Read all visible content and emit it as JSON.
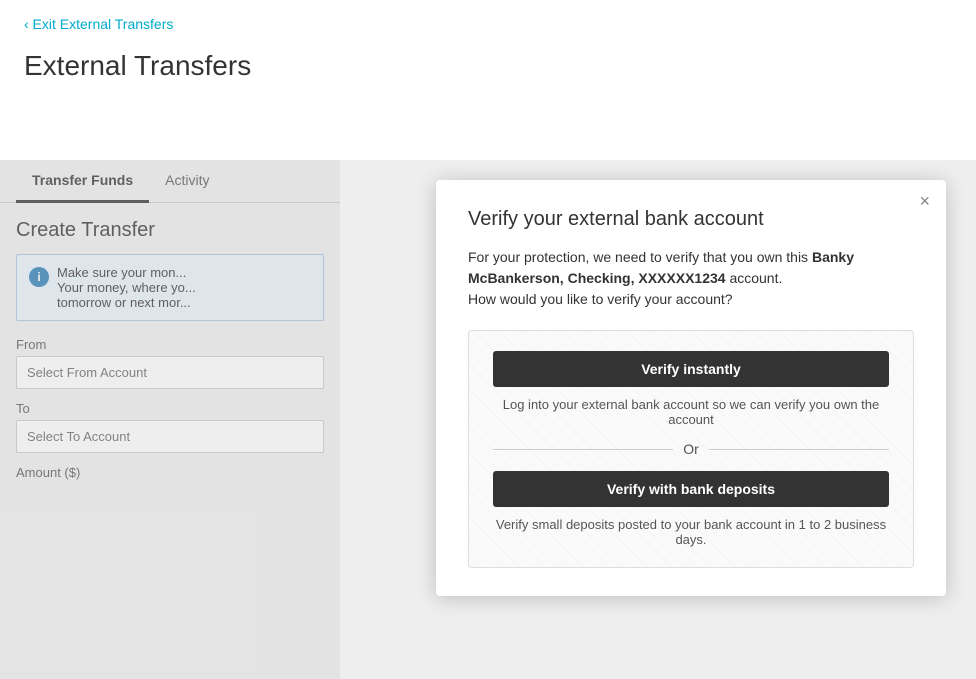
{
  "header": {
    "exit_link_text": "‹ Exit External Transfers",
    "page_title": "External Transfers"
  },
  "tabs": [
    {
      "label": "Transfer Funds",
      "active": true
    },
    {
      "label": "Activity",
      "active": false
    }
  ],
  "form": {
    "title": "Create Transfer",
    "info_icon": "i",
    "info_text_line1": "Make sure your mon...",
    "info_text_line2": "Your money, where yo...",
    "info_text_line3": "tomorrow or next mor...",
    "from_label": "From",
    "from_placeholder": "Select From Account",
    "to_label": "To",
    "to_placeholder": "Select To Account",
    "amount_label": "Amount ($)"
  },
  "modal": {
    "title": "Verify your external bank account",
    "close_label": "×",
    "desc_prefix": "For your protection, we need to verify that you own this ",
    "account_name": "Banky McBankerson, Checking, XXXXXX1234",
    "desc_suffix": " account.",
    "question": "How would you like to verify your account?",
    "verify_instantly_btn": "Verify instantly",
    "verify_instantly_desc": "Log into your external bank account so we can verify you own the account",
    "or_text": "Or",
    "verify_deposits_btn": "Verify with bank deposits",
    "verify_deposits_desc": "Verify small deposits posted to your bank account in 1 to 2 business days."
  }
}
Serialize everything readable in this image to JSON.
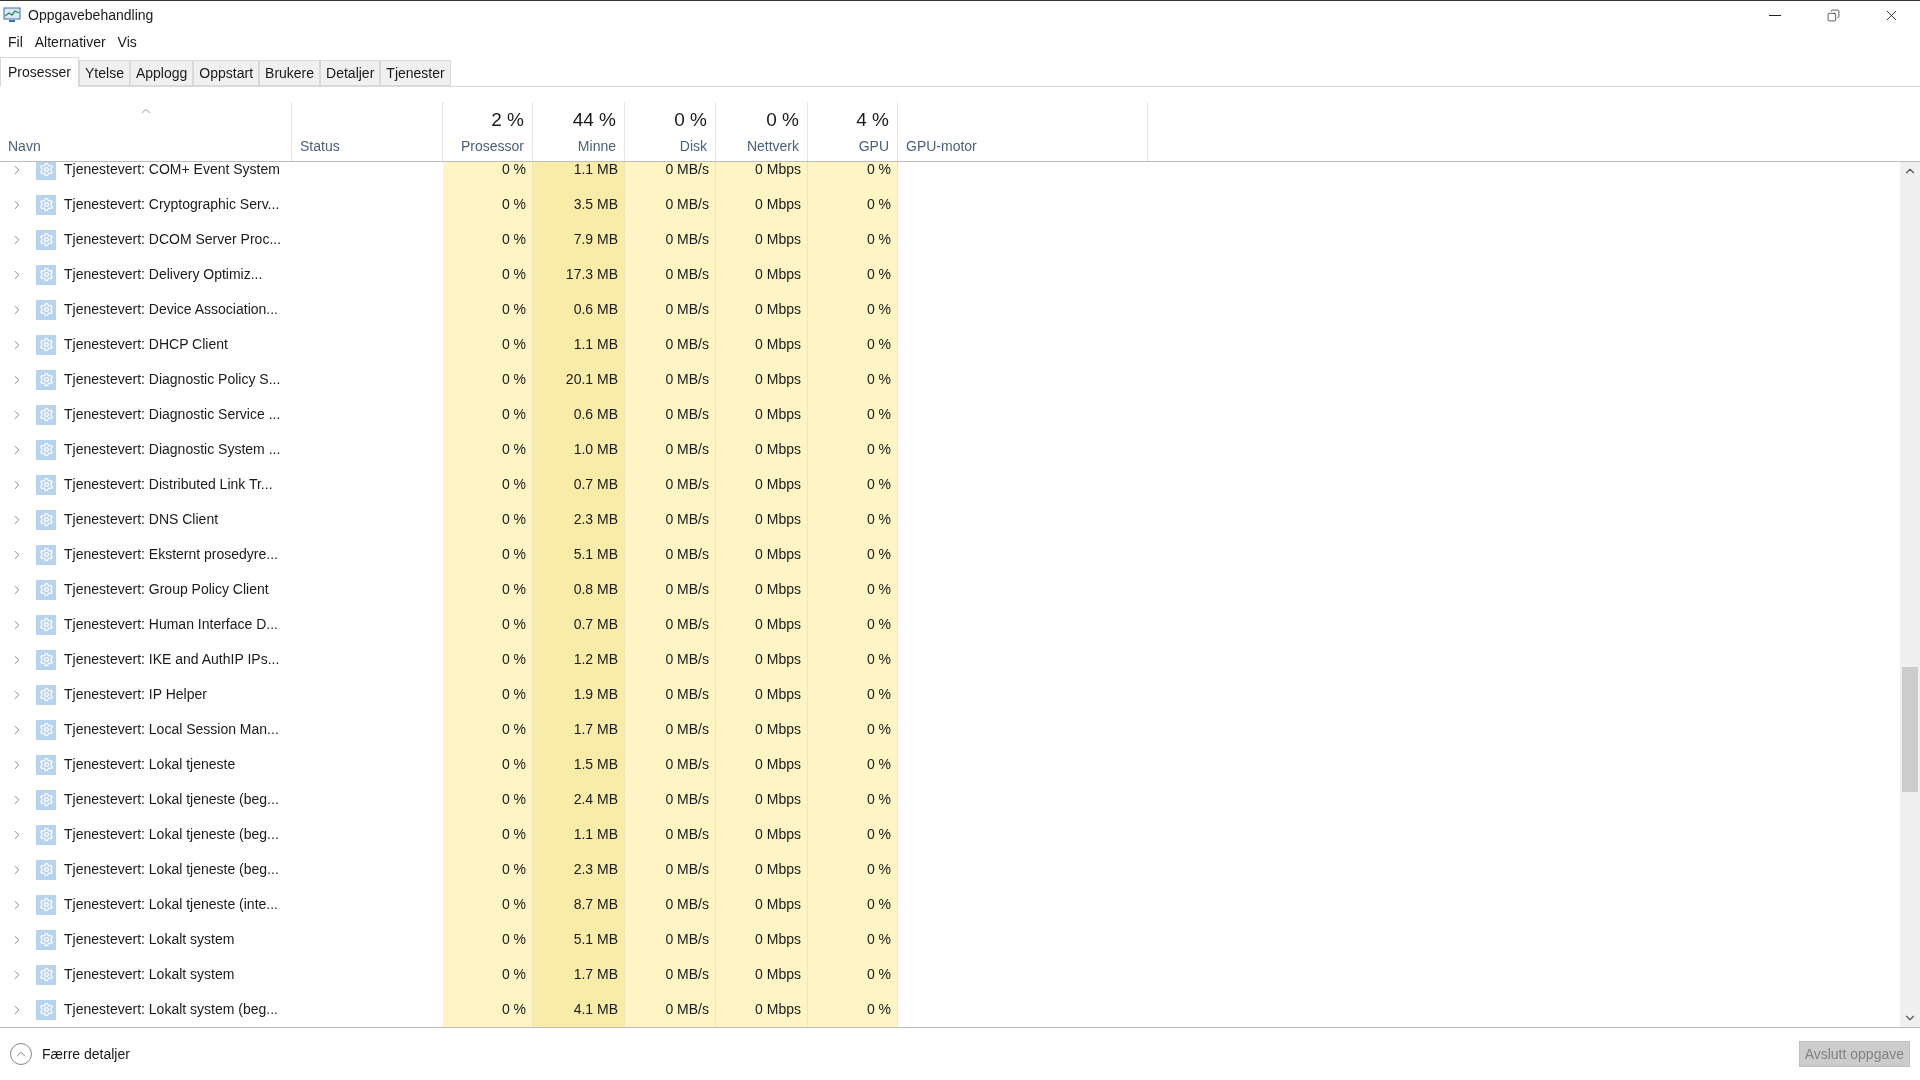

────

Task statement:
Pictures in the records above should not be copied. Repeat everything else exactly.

Output for this task:
Read all visible content and emit it as JSON.
{
  "header": {
    "exit_link_text": "‹ Exit External Transfers",
    "page_title": "External Transfers"
  },
  "tabs": [
    {
      "label": "Transfer Funds",
      "active": true
    },
    {
      "label": "Activity",
      "active": false
    }
  ],
  "form": {
    "title": "Create Transfer",
    "info_icon": "i",
    "info_text_line1": "Make sure your mon...",
    "info_text_line2": "Your money, where yo...",
    "info_text_line3": "tomorrow or next mor...",
    "from_label": "From",
    "from_placeholder": "Select From Account",
    "to_label": "To",
    "to_placeholder": "Select To Account",
    "amount_label": "Amount ($)"
  },
  "modal": {
    "title": "Verify your external bank account",
    "close_label": "×",
    "desc_prefix": "For your protection, we need to verify that you own this ",
    "account_name": "Banky McBankerson, Checking, XXXXXX1234",
    "desc_suffix": " account.",
    "question": "How would you like to verify your account?",
    "verify_instantly_btn": "Verify instantly",
    "verify_instantly_desc": "Log into your external bank account so we can verify you own the account",
    "or_text": "Or",
    "verify_deposits_btn": "Verify with bank deposits",
    "verify_deposits_desc": "Verify small deposits posted to your bank account in 1 to 2 business days."
  }
}
Serialize everything readable in this image to JSON.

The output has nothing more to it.